* **EXERCISE REQUIREMENTS**
Whenever the string "number" turns up in a line of the data below, copy that line.

* **Items listed in a dataset**
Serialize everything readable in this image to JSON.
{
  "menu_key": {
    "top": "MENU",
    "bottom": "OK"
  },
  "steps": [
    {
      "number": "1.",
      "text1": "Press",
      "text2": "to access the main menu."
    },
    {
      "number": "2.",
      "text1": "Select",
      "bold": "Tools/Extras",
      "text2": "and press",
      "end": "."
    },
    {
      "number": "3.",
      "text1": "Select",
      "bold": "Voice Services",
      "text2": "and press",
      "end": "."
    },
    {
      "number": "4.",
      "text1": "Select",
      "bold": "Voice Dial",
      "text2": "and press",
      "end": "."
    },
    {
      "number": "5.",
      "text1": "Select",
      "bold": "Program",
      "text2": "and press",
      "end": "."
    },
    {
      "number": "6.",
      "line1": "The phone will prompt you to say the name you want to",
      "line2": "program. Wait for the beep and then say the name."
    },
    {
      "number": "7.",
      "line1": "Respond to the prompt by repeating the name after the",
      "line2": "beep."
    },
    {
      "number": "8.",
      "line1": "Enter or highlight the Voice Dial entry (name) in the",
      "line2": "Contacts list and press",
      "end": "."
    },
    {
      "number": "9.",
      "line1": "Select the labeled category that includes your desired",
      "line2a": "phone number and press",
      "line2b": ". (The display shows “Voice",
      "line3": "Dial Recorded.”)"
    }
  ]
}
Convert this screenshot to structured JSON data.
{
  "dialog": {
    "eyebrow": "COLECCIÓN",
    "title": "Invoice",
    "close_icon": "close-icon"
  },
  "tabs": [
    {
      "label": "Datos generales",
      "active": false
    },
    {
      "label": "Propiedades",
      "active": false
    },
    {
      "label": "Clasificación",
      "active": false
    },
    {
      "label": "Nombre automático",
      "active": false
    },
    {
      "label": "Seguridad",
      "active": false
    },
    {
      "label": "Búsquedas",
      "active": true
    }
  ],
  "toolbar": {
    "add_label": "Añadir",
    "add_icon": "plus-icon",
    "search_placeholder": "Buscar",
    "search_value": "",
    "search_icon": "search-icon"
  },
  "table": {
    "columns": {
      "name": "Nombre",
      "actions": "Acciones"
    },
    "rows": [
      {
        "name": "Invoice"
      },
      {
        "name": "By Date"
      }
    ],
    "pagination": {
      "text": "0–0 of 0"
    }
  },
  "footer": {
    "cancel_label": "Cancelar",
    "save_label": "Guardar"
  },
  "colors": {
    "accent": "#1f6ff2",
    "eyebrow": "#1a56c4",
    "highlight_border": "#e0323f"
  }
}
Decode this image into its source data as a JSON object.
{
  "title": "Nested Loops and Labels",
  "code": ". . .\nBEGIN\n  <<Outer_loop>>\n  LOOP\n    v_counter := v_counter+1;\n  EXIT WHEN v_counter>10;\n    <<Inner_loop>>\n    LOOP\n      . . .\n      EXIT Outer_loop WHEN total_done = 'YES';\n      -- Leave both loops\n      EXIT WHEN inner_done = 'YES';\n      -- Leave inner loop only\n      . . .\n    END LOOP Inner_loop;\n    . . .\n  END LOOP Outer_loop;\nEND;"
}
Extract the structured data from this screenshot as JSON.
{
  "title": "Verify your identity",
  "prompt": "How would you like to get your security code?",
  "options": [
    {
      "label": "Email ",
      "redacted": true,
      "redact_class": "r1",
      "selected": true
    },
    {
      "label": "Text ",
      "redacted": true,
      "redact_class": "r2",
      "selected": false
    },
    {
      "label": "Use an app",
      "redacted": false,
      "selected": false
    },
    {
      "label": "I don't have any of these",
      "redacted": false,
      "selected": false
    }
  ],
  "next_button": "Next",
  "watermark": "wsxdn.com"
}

* **OUTPUT OF THE TASK**
      "number": "1.",
      "number": "2.",
      "number": "3.",
      "number": "4.",
      "number": "5.",
      "number": "6.",
      "number": "7.",
      "number": "8.",
      "number": "9.",
      "line2a": "phone number and press",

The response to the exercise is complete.